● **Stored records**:
──────────────────────────────

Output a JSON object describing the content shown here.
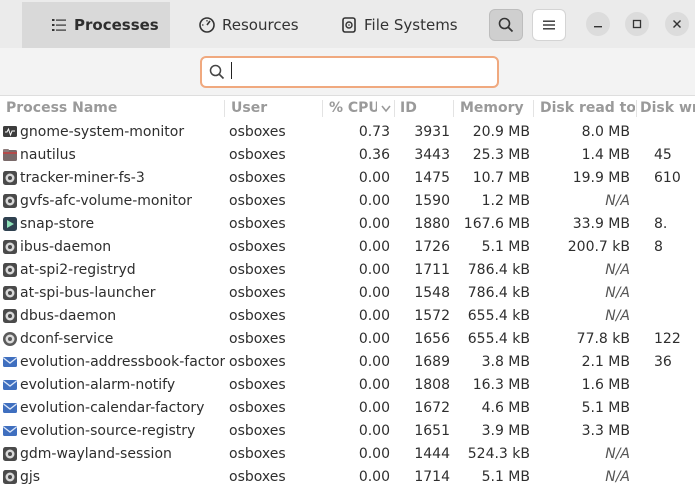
{
  "header": {
    "tabs": [
      {
        "label": "Processes",
        "icon": "list-icon",
        "active": true
      },
      {
        "label": "Resources",
        "icon": "gauge-icon",
        "active": false
      },
      {
        "label": "File Systems",
        "icon": "disk-icon",
        "active": false
      }
    ]
  },
  "search": {
    "value": "",
    "placeholder": ""
  },
  "columns": [
    "Process Name",
    "User",
    "% CPU",
    "ID",
    "Memory",
    "Disk read tota",
    "Disk wri"
  ],
  "sort": {
    "column": "% CPU",
    "direction": "descending"
  },
  "rows": [
    {
      "name": "gnome-system-monitor",
      "icon": "monitor-icon",
      "user": "osboxes",
      "cpu": "0.73",
      "id": "3931",
      "memory": "20.9 MB",
      "disk_read": "8.0 MB",
      "disk_write": ""
    },
    {
      "name": "nautilus",
      "icon": "folder-icon",
      "user": "osboxes",
      "cpu": "0.36",
      "id": "3443",
      "memory": "25.3 MB",
      "disk_read": "1.4 MB",
      "disk_write": "45"
    },
    {
      "name": "tracker-miner-fs-3",
      "icon": "gear-icon",
      "user": "osboxes",
      "cpu": "0.00",
      "id": "1475",
      "memory": "10.7 MB",
      "disk_read": "19.9 MB",
      "disk_write": "610"
    },
    {
      "name": "gvfs-afc-volume-monitor",
      "icon": "gear-icon",
      "user": "osboxes",
      "cpu": "0.00",
      "id": "1590",
      "memory": "1.2 MB",
      "disk_read": "N/A",
      "disk_write": ""
    },
    {
      "name": "snap-store",
      "icon": "snap-icon",
      "user": "osboxes",
      "cpu": "0.00",
      "id": "1880",
      "memory": "167.6 MB",
      "disk_read": "33.9 MB",
      "disk_write": "8."
    },
    {
      "name": "ibus-daemon",
      "icon": "gear-icon",
      "user": "osboxes",
      "cpu": "0.00",
      "id": "1726",
      "memory": "5.1 MB",
      "disk_read": "200.7 kB",
      "disk_write": "8"
    },
    {
      "name": "at-spi2-registryd",
      "icon": "gear-icon",
      "user": "osboxes",
      "cpu": "0.00",
      "id": "1711",
      "memory": "786.4 kB",
      "disk_read": "N/A",
      "disk_write": ""
    },
    {
      "name": "at-spi-bus-launcher",
      "icon": "gear-icon",
      "user": "osboxes",
      "cpu": "0.00",
      "id": "1548",
      "memory": "786.4 kB",
      "disk_read": "N/A",
      "disk_write": ""
    },
    {
      "name": "dbus-daemon",
      "icon": "gear-icon",
      "user": "osboxes",
      "cpu": "0.00",
      "id": "1572",
      "memory": "655.4 kB",
      "disk_read": "N/A",
      "disk_write": ""
    },
    {
      "name": "dconf-service",
      "icon": "dconf-icon",
      "user": "osboxes",
      "cpu": "0.00",
      "id": "1656",
      "memory": "655.4 kB",
      "disk_read": "77.8 kB",
      "disk_write": "122"
    },
    {
      "name": "evolution-addressbook-factory",
      "icon": "mail-icon",
      "user": "osboxes",
      "cpu": "0.00",
      "id": "1689",
      "memory": "3.8 MB",
      "disk_read": "2.1 MB",
      "disk_write": "36"
    },
    {
      "name": "evolution-alarm-notify",
      "icon": "mail-icon",
      "user": "osboxes",
      "cpu": "0.00",
      "id": "1808",
      "memory": "16.3 MB",
      "disk_read": "1.6 MB",
      "disk_write": ""
    },
    {
      "name": "evolution-calendar-factory",
      "icon": "mail-icon",
      "user": "osboxes",
      "cpu": "0.00",
      "id": "1672",
      "memory": "4.6 MB",
      "disk_read": "5.1 MB",
      "disk_write": ""
    },
    {
      "name": "evolution-source-registry",
      "icon": "mail-icon",
      "user": "osboxes",
      "cpu": "0.00",
      "id": "1651",
      "memory": "3.9 MB",
      "disk_read": "3.3 MB",
      "disk_write": ""
    },
    {
      "name": "gdm-wayland-session",
      "icon": "gear-icon",
      "user": "osboxes",
      "cpu": "0.00",
      "id": "1444",
      "memory": "524.3 kB",
      "disk_read": "N/A",
      "disk_write": ""
    },
    {
      "name": "gjs",
      "icon": "gear-icon",
      "user": "osboxes",
      "cpu": "0.00",
      "id": "1714",
      "memory": "5.1 MB",
      "disk_read": "N/A",
      "disk_write": ""
    }
  ],
  "colors": {
    "accent": "#e95420",
    "focus_border": "#f0a97f",
    "header_bg": "#ebebeb",
    "active_tab": "#d9d9d9"
  }
}
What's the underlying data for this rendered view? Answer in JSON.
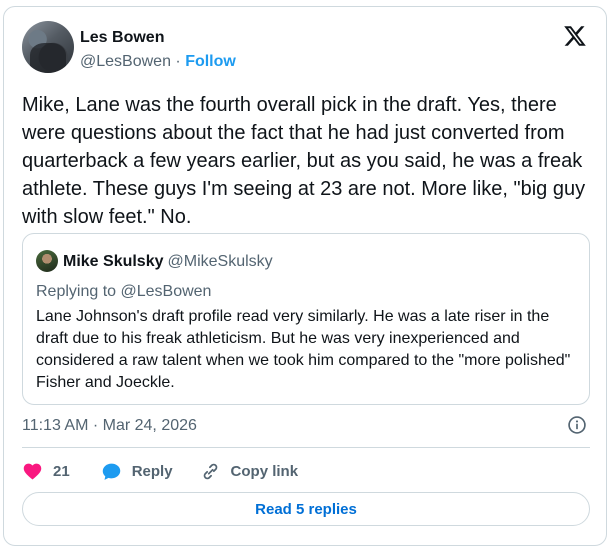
{
  "author": {
    "name": "Les Bowen",
    "handle": "@LesBowen",
    "separator": " · ",
    "follow_label": "Follow"
  },
  "tweet_text": "Mike, Lane was the fourth overall pick in the draft. Yes, there were questions about the fact that he had just converted from quarterback a few years earlier, but as you said, he was a freak athlete. These guys I'm seeing at 23 are not. More like, \"big guy with slow feet.\" No.",
  "quoted": {
    "name": "Mike Skulsky",
    "handle": "@MikeSkulsky",
    "replying_to": "Replying to @LesBowen",
    "text": "Lane Johnson's draft profile read very similarly. He was a late riser in the draft due to his freak athleticism. But he was very inexperienced and considered a raw talent when we took him compared to the \"more polished\" Fisher and Joeckle."
  },
  "timestamp": "11:13 AM · Mar 24, 2026",
  "actions": {
    "like_count": "21",
    "reply_label": "Reply",
    "copy_link_label": "Copy link"
  },
  "read_replies_label": "Read 5 replies",
  "colors": {
    "accent": "#1d9bf0",
    "like": "#f91880",
    "border": "#cfd9de",
    "muted": "#536471"
  },
  "icons": {
    "brand": "x-logo-icon",
    "info": "info-icon",
    "like": "heart-icon",
    "reply": "speech-bubble-icon",
    "copy_link": "link-icon"
  }
}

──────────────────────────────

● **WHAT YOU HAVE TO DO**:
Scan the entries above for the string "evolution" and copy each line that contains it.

● **TASK SOLUTION**:
      "name": "evolution-addressbook-factory",
      "name": "evolution-alarm-notify",
      "name": "evolution-calendar-factory",
      "name": "evolution-source-registry",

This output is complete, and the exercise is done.